Your instructions
Count every line in the entries below that contains the word "badge", and give only that number.

Entries provided

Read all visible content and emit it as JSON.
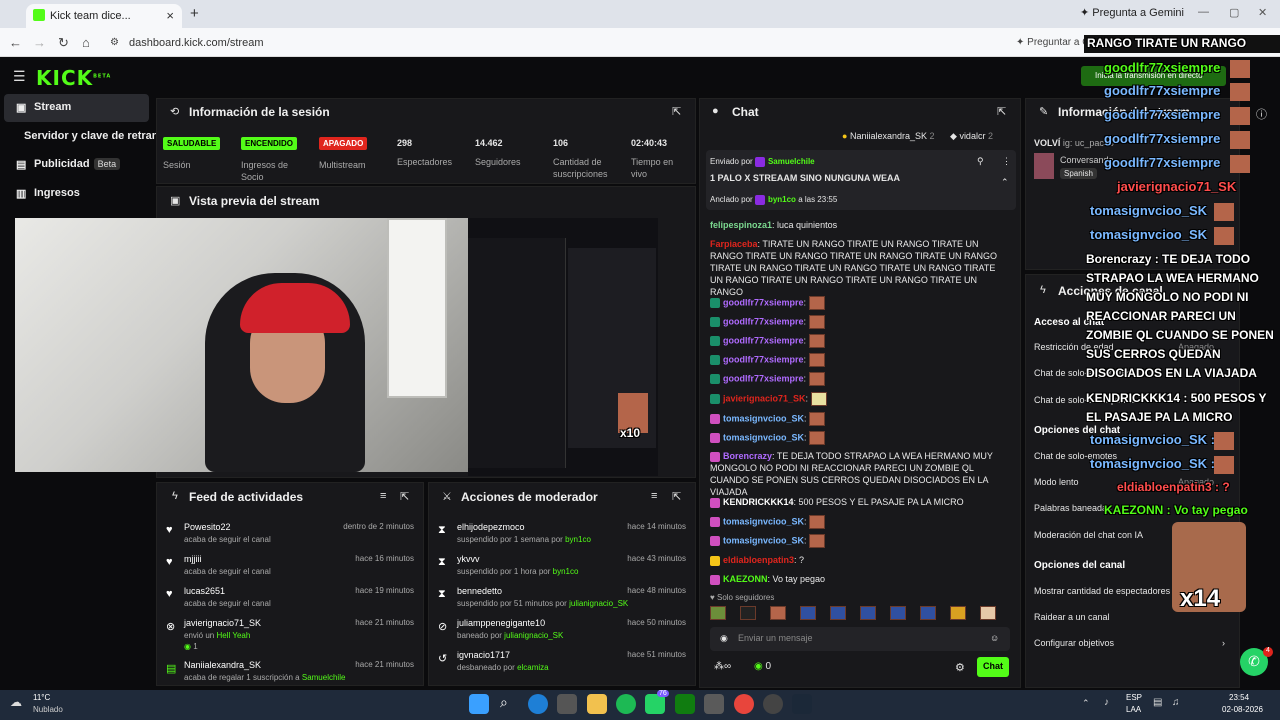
{
  "browser": {
    "tab_title": "Kick team dice...",
    "url": "dashboard.kick.com/stream",
    "gemini": "Pregunta a Gemini",
    "gemini_bar": "Preguntar a G"
  },
  "sidebar": {
    "items": [
      {
        "label": "Stream"
      },
      {
        "label": "Servidor y clave de retransmisión"
      },
      {
        "label": "Publicidad",
        "badge": "Beta"
      },
      {
        "label": "Ingresos"
      }
    ],
    "logo": "KICK",
    "logo_sup": "BETA"
  },
  "session": {
    "title": "Información de la sesión",
    "stats": [
      {
        "badge": "SALUDABLE",
        "label": "Sesión",
        "color": "#53fc18"
      },
      {
        "badge": "ENCENDIDO",
        "label": "Ingresos de Socio",
        "color": "#53fc18"
      },
      {
        "badge": "APAGADO",
        "label": "Multistream",
        "color": "#e0251d"
      },
      {
        "value": "298",
        "label": "Espectadores"
      },
      {
        "value": "14.462",
        "label": "Seguidores"
      },
      {
        "value": "106",
        "label": "Cantidad de suscripciones"
      },
      {
        "value": "02:40:43",
        "label": "Tiempo en vivo"
      }
    ]
  },
  "preview": {
    "title": "Vista previa del stream",
    "x10": "x10"
  },
  "feed": {
    "title": "Feed de actividades",
    "items": [
      {
        "name": "Powesito22",
        "sub": "acaba de seguir el canal",
        "time": "dentro de 2 minutos"
      },
      {
        "name": "mjjiii",
        "sub": "acaba de seguir el canal",
        "time": "hace 16 minutos"
      },
      {
        "name": "lucas2651",
        "sub": "acaba de seguir el canal",
        "time": "hace 19 minutos"
      },
      {
        "name": "javierignacio71_SK",
        "sub": "envió un",
        "sub2": "Hell Yeah",
        "extra": "1",
        "time": "hace 21 minutos"
      },
      {
        "name": "Naniialexandra_SK",
        "sub": "acaba de regalar 1 suscripción a",
        "sub2": "Samuelchile",
        "time": "hace 21 minutos"
      }
    ]
  },
  "mod": {
    "title": "Acciones de moderador",
    "items": [
      {
        "name": "elhijodepezmoco",
        "sub": "suspendido por 1 semana por",
        "by": "byn1co",
        "time": "hace 14 minutos"
      },
      {
        "name": "ykvvv",
        "sub": "suspendido por 1 hora por",
        "by": "byn1co",
        "time": "hace 43 minutos"
      },
      {
        "name": "bennedetto",
        "sub": "suspendido por 51 minutos por",
        "by": "julianignacio_SK",
        "time": "hace 48 minutos"
      },
      {
        "name": "juliamppenegigante10",
        "sub": "baneado por",
        "by": "julianignacio_SK",
        "time": "hace 50 minutos"
      },
      {
        "name": "igvnacio1717",
        "sub": "desbaneado por",
        "by": "elcamiza",
        "time": "hace 51 minutos"
      }
    ]
  },
  "chat": {
    "title": "Chat",
    "top_users": [
      {
        "name": "Naniialexandra_SK",
        "count": "2"
      },
      {
        "name": "vidalcr",
        "count": "2"
      }
    ],
    "pinned": {
      "by_label": "Enviado por",
      "by_user": "Samuelchile",
      "text": "1 PALO X STREAAM SINO NUNGUNA WEAA",
      "anchored": "Anclado por",
      "anchored_user": "byn1co",
      "anchored_time": "a las 23:55"
    },
    "messages": [
      {
        "user": "felipespinoza1",
        "color": "#7bd88f",
        "text": "luca quinientos"
      },
      {
        "user": "Farpiaceba",
        "color": "#e0251d",
        "text": "TIRATE UN RANGO TIRATE UN RANGO TIRATE UN RANGO TIRATE UN RANGO TIRATE UN RANGO TIRATE UN RANGO TIRATE UN RANGO TIRATE UN RANGO TIRATE UN RANGO TIRATE UN RANGO TIRATE UN RANGO TIRATE UN RANGO TIRATE UN RANGO"
      },
      {
        "user": "goodlfr77xsiempre",
        "color": "#b06bff",
        "text": ""
      },
      {
        "user": "goodlfr77xsiempre",
        "color": "#b06bff",
        "text": ""
      },
      {
        "user": "goodlfr77xsiempre",
        "color": "#b06bff",
        "text": ""
      },
      {
        "user": "goodlfr77xsiempre",
        "color": "#b06bff",
        "text": ""
      },
      {
        "user": "goodlfr77xsiempre",
        "color": "#b06bff",
        "text": ""
      },
      {
        "user": "javierignacio71_SK",
        "color": "#e0251d",
        "text": ""
      },
      {
        "user": "tomasignvcioo_SK",
        "color": "#7ab8ff",
        "text": ""
      },
      {
        "user": "tomasignvcioo_SK",
        "color": "#7ab8ff",
        "text": ""
      },
      {
        "user": "Borencrazy",
        "color": "#b06bff",
        "text": "TE DEJA TODO STRAPAO LA WEA HERMANO MUY MONGOLO NO PODI NI REACCIONAR PARECI UN ZOMBIE QL CUANDO SE PONEN SUS CERROS QUEDAN DISOCIADOS EN LA VIAJADA"
      },
      {
        "user": "KENDRICKKK14",
        "color": "#ffffff",
        "text": "500 PESOS Y EL PASAJE PA LA MICRO"
      },
      {
        "user": "tomasignvcioo_SK",
        "color": "#7ab8ff",
        "text": ""
      },
      {
        "user": "tomasignvcioo_SK",
        "color": "#7ab8ff",
        "text": ""
      },
      {
        "user": "eldiabloenpatin3",
        "color": "#e0251d",
        "text": "?"
      },
      {
        "user": "KAEZONN",
        "color": "#53fc18",
        "text": "Vo tay pegao"
      }
    ],
    "followers_only": "Solo seguidores",
    "placeholder": "Enviar un mensaje",
    "count": "0",
    "send": "Chat"
  },
  "stream_info": {
    "title": "Información del stream",
    "partial": "VOLVÍ",
    "partial2": "ig: uc_pacho",
    "conv": "Conversando",
    "lang": "Spanish"
  },
  "channel_actions": {
    "title": "Acciones de canal",
    "sections": [
      {
        "header": "Acceso al chat",
        "items": [
          "Restricción de edad",
          "Chat de solo-seguidores",
          "Chat de solo-suscriptores"
        ]
      },
      {
        "header": "Opciones del chat",
        "items": [
          "Chat de solo-emotes",
          "Modo lento",
          "Palabras baneadas",
          "Moderación del chat con IA"
        ]
      },
      {
        "header": "Opciones del canal",
        "items": [
          "Mostrar cantidad de espectadores",
          "Raidear a un canal",
          "Configurar objetivos"
        ]
      }
    ],
    "state_off": "Apagado",
    "ia_state": "Apagado"
  },
  "overlay": {
    "banner": "RANGO TIRATE UN RANGO",
    "live_hint": "Inicia la transmisión en directo",
    "x14": "x14",
    "lines": [
      {
        "user": "goodlfr77xsiempre",
        "cls": "g"
      },
      {
        "user": "goodlfr77xsiempre",
        "cls": "b"
      },
      {
        "user": "goodlfr77xsiempre",
        "cls": "b"
      },
      {
        "user": "goodlfr77xsiempre",
        "cls": "b"
      },
      {
        "user": "goodlfr77xsiempre",
        "cls": "b"
      },
      {
        "user": "javierignacio71_SK",
        "cls": "r"
      },
      {
        "user": "tomasignvcioo_SK",
        "cls": "b"
      },
      {
        "user": "tomasignvcioo_SK",
        "cls": "b"
      }
    ],
    "long": "Borencrazy : TE DEJA TODO STRAPAO LA WEA HERMANO MUY MONGOLO NO PODI NI REACCIONAR PARECI UN ZOMBIE QL CUANDO SE PONEN SUS CERROS QUEDAN DISOCIADOS EN LA VIAJADA",
    "kend": "KENDRICKKK14 : 500 PESOS Y EL PASAJE PA LA MICRO",
    "tom1": "tomasignvcioo_SK :",
    "tom2": "tomasignvcioo_SK :",
    "diablo": "eldiabloenpatin3 : ?",
    "kae": "KAEZONN : Vo tay pegao"
  },
  "taskbar": {
    "temp": "11°C",
    "weather": "Nublado",
    "lang1": "ESP",
    "lang2": "LAA",
    "time": "23:54",
    "date": "02-08-2026",
    "badge": "76",
    "notif": "4"
  }
}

Reply to the exercise
5